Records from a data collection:
################
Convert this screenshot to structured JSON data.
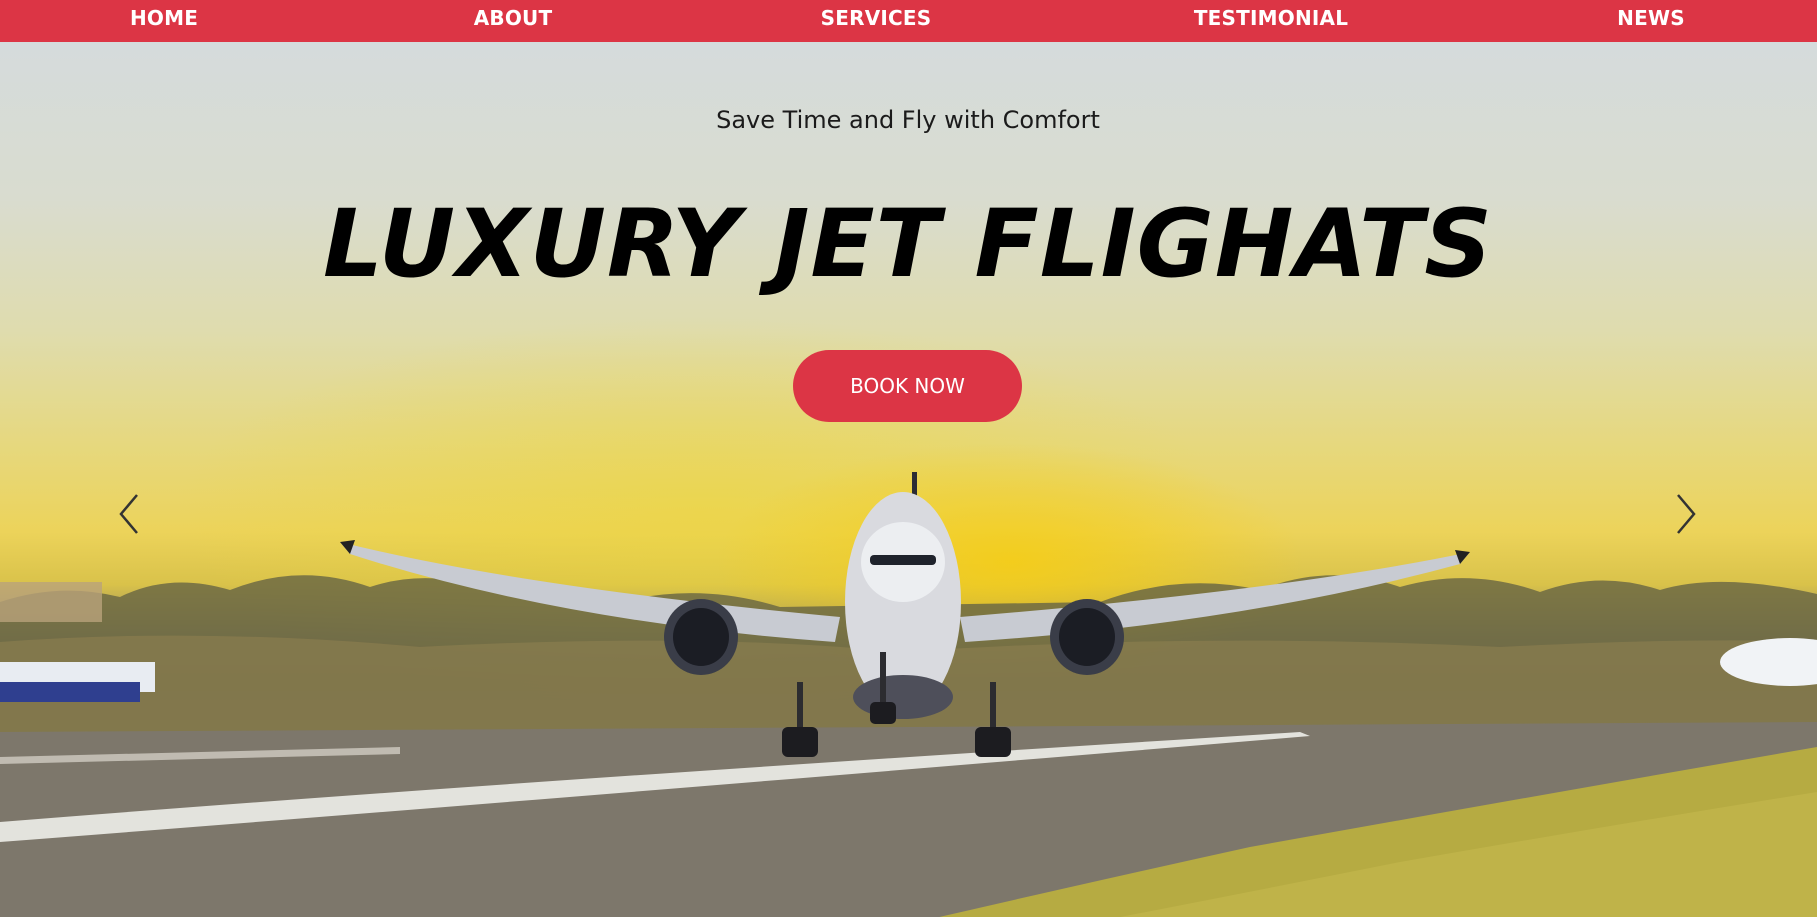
{
  "nav": {
    "items": [
      {
        "label": "HOME"
      },
      {
        "label": "ABOUT"
      },
      {
        "label": "SERVICES"
      },
      {
        "label": "TESTIMONIAL"
      },
      {
        "label": "NEWS"
      }
    ]
  },
  "hero": {
    "subtitle": "Save Time and Fly with Comfort",
    "headline": "LUXURY JET FLIGHATS",
    "cta_label": "BOOK NOW"
  },
  "carousel": {
    "prev_icon": "chevron-left-icon",
    "next_icon": "chevron-right-icon"
  },
  "colors": {
    "accent": "#dc3545",
    "nav_text": "#ffffff",
    "headline": "#000000"
  }
}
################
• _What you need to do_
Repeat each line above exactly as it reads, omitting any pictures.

• _Answer area_
Convert this screenshot to structured JSON data.
{
  "nav": {
    "items": [
      {
        "label": "HOME"
      },
      {
        "label": "ABOUT"
      },
      {
        "label": "SERVICES"
      },
      {
        "label": "TESTIMONIAL"
      },
      {
        "label": "NEWS"
      }
    ]
  },
  "hero": {
    "subtitle": "Save Time and Fly with Comfort",
    "headline": "LUXURY JET FLIGHATS",
    "cta_label": "BOOK NOW"
  },
  "carousel": {
    "prev_icon": "chevron-left-icon",
    "next_icon": "chevron-right-icon"
  },
  "colors": {
    "accent": "#dc3545",
    "nav_text": "#ffffff",
    "headline": "#000000"
  }
}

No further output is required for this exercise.